Your task – Copy out all the lines in the records that include the word "функции".

┌─ Data to examine

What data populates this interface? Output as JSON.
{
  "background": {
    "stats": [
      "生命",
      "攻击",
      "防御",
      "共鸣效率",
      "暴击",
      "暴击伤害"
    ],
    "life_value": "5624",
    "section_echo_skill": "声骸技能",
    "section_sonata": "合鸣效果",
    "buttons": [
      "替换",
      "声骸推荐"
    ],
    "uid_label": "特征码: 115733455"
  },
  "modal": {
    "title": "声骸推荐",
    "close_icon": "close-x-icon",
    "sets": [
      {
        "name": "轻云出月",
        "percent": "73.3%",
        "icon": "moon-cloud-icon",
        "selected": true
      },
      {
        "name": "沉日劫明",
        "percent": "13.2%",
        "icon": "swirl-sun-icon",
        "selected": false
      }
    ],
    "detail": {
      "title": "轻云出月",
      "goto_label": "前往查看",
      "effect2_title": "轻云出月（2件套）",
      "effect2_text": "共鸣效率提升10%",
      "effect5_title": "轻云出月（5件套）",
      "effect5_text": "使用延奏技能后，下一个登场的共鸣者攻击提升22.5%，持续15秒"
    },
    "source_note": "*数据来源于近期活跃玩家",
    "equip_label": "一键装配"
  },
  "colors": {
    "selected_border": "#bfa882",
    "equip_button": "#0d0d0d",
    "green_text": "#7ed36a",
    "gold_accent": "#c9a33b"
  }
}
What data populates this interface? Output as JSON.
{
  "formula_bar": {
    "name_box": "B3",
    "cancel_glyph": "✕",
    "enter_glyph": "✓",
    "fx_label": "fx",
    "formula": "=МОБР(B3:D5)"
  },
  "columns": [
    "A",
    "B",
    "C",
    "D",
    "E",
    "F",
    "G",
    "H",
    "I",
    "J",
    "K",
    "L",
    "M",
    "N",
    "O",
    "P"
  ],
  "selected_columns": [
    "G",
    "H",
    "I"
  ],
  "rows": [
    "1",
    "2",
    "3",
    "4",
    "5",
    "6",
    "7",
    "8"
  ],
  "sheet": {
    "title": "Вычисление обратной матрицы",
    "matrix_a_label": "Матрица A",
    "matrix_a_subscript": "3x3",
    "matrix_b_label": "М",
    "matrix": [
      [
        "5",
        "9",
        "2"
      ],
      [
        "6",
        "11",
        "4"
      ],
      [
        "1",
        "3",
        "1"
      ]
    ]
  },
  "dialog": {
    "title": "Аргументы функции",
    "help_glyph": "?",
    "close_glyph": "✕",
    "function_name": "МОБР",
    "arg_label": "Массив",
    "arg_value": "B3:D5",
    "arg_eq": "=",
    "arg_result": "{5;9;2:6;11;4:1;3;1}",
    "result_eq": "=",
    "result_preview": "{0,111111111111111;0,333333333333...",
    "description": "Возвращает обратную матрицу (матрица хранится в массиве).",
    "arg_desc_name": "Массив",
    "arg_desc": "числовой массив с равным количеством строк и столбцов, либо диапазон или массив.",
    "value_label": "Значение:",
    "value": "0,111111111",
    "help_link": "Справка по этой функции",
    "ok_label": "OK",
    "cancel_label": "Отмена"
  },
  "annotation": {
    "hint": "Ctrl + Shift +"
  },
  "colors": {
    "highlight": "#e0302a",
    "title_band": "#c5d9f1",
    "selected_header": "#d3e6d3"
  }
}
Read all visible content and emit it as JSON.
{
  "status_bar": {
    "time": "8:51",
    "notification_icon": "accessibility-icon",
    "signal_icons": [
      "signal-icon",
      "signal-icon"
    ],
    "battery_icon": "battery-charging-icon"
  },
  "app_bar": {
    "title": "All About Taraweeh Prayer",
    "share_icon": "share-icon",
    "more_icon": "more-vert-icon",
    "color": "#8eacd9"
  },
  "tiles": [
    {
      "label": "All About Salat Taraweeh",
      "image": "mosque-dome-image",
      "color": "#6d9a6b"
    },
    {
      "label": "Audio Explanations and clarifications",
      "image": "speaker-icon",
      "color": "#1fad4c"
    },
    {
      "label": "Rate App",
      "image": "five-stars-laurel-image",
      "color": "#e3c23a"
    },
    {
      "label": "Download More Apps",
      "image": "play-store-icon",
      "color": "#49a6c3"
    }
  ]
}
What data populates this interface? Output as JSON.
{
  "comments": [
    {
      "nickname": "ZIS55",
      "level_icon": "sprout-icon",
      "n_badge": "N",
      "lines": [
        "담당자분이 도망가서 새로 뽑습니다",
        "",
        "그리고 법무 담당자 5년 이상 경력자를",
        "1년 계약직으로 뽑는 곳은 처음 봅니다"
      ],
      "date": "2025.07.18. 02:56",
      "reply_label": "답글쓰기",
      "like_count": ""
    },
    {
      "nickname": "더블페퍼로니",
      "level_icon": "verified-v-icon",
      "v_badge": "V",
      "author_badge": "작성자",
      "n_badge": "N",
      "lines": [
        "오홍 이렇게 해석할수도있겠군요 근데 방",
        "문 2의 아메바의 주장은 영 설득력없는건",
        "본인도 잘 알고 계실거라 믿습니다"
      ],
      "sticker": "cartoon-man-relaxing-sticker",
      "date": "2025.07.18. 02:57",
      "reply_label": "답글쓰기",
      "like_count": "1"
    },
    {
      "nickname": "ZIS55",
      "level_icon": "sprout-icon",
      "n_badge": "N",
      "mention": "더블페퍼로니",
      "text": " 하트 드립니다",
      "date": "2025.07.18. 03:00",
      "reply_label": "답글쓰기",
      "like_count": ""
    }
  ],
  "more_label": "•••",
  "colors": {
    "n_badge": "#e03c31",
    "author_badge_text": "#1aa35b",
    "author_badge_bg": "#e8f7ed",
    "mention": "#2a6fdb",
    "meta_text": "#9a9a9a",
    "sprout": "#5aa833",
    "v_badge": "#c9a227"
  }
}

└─

Solution to the problem –
    "title": "Аргументы функции",
    "help_link": "Справка по этой функции",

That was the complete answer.